  8. Repeat the above sampling procedure for all chambers in your sampling campaign. Be sure to record the clock time (time of day) of lid deployment and the stopwatch time for all initial T0 samples. If assigned with ambient vials, sample ambient air at the same stage in each sampling round. If assigned with duplicate vials, use the same gas sampling procedure to sample the chamber air twice for a selected chamber in your sampling campaign.
  9. Return to the first sampled chamber and repeat the sampling procedure for the next round of samples (T1) and progress through all chambers in the same sequence as sample round T0. Repeat process for the number of rounds in your sampling campaign.

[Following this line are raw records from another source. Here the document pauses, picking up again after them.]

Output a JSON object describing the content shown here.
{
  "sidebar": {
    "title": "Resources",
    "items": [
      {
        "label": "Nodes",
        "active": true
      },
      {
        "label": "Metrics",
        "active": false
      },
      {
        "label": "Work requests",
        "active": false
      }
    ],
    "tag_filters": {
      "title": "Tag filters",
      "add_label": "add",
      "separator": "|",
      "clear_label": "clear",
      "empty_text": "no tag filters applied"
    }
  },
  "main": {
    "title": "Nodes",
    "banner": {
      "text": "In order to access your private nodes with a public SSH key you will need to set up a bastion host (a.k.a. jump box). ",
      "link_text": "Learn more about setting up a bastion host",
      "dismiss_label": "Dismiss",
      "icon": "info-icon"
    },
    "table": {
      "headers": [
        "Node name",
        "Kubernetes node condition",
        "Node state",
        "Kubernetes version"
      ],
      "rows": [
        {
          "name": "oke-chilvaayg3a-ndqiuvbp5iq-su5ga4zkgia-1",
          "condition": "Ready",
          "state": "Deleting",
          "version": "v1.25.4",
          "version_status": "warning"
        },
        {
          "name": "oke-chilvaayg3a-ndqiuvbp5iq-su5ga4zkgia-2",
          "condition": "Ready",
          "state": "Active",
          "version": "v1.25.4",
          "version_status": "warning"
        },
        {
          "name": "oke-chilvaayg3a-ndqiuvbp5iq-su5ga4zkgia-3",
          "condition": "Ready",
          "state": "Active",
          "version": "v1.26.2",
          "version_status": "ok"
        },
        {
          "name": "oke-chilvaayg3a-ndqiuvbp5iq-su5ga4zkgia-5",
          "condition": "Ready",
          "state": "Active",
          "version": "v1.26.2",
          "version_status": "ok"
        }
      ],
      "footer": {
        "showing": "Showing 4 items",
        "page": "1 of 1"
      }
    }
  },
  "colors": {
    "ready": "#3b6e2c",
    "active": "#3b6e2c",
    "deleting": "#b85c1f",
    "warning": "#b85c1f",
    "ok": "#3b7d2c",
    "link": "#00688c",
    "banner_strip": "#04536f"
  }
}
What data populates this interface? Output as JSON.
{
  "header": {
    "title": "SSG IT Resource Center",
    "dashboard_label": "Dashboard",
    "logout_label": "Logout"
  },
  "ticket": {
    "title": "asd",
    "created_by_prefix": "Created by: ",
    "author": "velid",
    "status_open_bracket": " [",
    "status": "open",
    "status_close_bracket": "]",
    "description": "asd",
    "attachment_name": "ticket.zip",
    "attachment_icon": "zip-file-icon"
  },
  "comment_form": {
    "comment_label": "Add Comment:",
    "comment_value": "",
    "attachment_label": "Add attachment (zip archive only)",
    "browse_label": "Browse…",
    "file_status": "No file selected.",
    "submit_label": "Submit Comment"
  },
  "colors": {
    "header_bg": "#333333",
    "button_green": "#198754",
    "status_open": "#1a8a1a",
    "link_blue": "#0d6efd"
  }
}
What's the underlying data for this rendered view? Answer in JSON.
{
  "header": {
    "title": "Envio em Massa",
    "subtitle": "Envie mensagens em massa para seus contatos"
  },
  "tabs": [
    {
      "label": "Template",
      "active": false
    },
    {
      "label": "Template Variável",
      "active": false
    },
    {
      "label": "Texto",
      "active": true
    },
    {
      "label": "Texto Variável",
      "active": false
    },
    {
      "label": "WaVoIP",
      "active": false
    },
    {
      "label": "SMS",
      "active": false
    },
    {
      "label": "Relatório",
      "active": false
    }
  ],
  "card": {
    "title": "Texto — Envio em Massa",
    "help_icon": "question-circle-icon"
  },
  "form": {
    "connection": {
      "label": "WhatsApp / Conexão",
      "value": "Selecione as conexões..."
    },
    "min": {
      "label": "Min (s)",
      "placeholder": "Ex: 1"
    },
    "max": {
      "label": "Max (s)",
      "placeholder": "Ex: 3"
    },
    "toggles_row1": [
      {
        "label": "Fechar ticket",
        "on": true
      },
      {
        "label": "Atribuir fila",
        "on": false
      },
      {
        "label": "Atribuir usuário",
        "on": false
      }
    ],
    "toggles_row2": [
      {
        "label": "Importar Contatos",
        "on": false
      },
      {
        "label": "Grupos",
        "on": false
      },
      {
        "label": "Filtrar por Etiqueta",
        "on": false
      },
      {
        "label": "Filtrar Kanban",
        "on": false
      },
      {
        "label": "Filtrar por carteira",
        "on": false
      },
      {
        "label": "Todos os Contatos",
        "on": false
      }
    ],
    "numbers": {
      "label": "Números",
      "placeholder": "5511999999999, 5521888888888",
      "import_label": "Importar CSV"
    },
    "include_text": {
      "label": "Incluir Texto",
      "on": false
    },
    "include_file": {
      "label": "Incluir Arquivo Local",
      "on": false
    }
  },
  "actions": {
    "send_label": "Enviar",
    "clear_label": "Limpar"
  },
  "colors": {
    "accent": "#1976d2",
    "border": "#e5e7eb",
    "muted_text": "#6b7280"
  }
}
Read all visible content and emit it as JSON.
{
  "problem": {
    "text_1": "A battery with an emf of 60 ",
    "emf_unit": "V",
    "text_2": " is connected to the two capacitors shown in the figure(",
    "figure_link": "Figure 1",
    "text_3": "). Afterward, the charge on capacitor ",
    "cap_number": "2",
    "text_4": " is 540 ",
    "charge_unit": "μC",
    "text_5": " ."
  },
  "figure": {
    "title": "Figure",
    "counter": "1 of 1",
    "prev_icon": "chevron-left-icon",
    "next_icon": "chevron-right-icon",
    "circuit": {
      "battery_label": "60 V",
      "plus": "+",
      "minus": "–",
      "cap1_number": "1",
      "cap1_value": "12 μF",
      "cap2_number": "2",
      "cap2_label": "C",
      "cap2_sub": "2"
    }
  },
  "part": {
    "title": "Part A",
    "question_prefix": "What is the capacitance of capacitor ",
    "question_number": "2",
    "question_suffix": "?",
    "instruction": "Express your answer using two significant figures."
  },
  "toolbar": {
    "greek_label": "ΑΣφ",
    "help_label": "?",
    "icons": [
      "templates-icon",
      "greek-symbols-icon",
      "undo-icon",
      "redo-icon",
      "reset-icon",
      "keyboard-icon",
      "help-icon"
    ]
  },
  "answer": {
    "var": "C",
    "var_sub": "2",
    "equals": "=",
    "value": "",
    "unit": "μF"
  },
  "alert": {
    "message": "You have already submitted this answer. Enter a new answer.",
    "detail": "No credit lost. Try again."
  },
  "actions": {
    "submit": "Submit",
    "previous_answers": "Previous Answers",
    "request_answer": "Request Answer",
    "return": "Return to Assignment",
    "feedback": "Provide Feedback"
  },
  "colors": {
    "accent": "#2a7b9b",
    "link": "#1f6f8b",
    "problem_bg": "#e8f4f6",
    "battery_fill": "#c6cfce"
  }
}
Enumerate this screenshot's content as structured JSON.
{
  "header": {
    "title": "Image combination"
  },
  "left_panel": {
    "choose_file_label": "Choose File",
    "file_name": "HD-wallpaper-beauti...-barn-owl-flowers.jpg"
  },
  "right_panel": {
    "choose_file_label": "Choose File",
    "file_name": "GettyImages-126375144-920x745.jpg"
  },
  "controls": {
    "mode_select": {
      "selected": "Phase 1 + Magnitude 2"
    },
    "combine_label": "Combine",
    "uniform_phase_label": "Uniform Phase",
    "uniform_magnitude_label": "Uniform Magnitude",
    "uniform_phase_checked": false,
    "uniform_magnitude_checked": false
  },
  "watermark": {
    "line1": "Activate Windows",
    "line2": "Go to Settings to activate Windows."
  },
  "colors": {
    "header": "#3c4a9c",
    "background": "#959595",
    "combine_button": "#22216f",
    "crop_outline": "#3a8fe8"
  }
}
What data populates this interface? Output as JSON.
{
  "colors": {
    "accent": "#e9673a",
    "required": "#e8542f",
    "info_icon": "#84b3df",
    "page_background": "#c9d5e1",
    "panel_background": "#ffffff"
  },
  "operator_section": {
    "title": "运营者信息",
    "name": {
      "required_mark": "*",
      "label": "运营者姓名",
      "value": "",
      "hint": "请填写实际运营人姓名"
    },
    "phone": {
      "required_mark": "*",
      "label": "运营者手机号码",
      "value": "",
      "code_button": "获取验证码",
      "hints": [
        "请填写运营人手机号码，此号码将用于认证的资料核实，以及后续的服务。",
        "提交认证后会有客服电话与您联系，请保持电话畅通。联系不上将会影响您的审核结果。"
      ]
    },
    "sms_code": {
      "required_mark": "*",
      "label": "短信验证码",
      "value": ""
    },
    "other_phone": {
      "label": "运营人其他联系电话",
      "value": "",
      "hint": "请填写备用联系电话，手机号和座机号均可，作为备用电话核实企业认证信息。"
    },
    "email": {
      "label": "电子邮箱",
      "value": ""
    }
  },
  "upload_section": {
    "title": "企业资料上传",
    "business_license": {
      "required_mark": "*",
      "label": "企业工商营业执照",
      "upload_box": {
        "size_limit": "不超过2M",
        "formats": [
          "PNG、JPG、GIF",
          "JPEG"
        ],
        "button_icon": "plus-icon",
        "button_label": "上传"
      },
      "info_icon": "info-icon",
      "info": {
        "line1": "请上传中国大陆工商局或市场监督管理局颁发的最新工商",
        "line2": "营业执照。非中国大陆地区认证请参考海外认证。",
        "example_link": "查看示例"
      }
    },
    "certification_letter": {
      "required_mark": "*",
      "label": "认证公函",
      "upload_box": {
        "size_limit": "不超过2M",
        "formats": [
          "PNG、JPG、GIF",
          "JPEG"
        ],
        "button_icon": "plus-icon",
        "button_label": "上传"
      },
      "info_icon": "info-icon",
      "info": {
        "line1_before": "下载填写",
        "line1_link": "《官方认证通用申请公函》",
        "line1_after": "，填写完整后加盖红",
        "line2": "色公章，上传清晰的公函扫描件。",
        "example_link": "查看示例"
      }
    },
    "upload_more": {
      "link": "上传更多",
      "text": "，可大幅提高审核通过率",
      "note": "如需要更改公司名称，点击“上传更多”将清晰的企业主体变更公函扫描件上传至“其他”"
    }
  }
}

Helpful hints:

  • It is easiest to keep track of where you are in the vial sequence by placing the vent needle in the next vial to be used and turning the “used” vials upside down in the tray.
  • If the septa/vials leak – recognized by a hissing sound—either tighten its cap or repeat the sampling with a spare vial.
  • As a guideline, allow about 1 minute for each sampling procedure after T0.
  • If rain is expected, data sheets should be printed onto rainproof paper.

Flux Calculation:

  1. Determine the linear relationship (αv) between the concentration of each GHG in sampling vials and the sampling time (slope of T0-T3 concentrations over time), in parts per million by volume per minute (ppmv/min) which is equivalent to microliter per liter per minute (μL/L/min).

  2. Convert αv with units based on volume to αm with units based on mass, in microgram per liter per minute, and correct for field temperature using the following application of the Ideal Gas Law:

    αm = (αv x M x P) / (R x T)

    αm is expressed in μg N or C/L/min
    M = molecular weight of GHG (28 μg N/μmol N2O or 12 μg C/μmol CO2 or CH4)
    P = assumed atmospheric pressure = 1 atm
    R = Universal gas constant = 0.0821 L-atm/mol-K = 0.0821 μL-atm/μmol-K
    T = field temperature, in °K = °C + 273

  3. Calculate the flux (fm) of GHG, as microgram element (N for N2O; C for CO2 and CH4) per square meter per hour), using the equation:

    fm = (αm x V x 60 min/h) / A

    fm is expressed in μg N or C/m2/h
    αm = as above, in μg/L/min
    V = volume of gas in chamber, in L
    A = soil surface area covered by chamber, in m2

  4. Convert hourly flux in square meters to daily flux in square meters by multiplying fm by 24 h/day.

  5. Convert daily flux (fm ) in square meters to grams element per hectare (ha) per day (fha) by multiplying the flux by 1 gram/1,000,000 micrograms and 10,000 m2/ha, or:

    fha = fm x 0.01

    fha = is expressed in g N or C/ha/day

  6. Fluxes of CO2-C are typically much higher than fluxes of N2O-N and CH4-C and can be converted to kilograms CO2-C by multiplying the converted flux by 1 kilogram/1000 grams.

Date modified: Monday, Apr 01 2019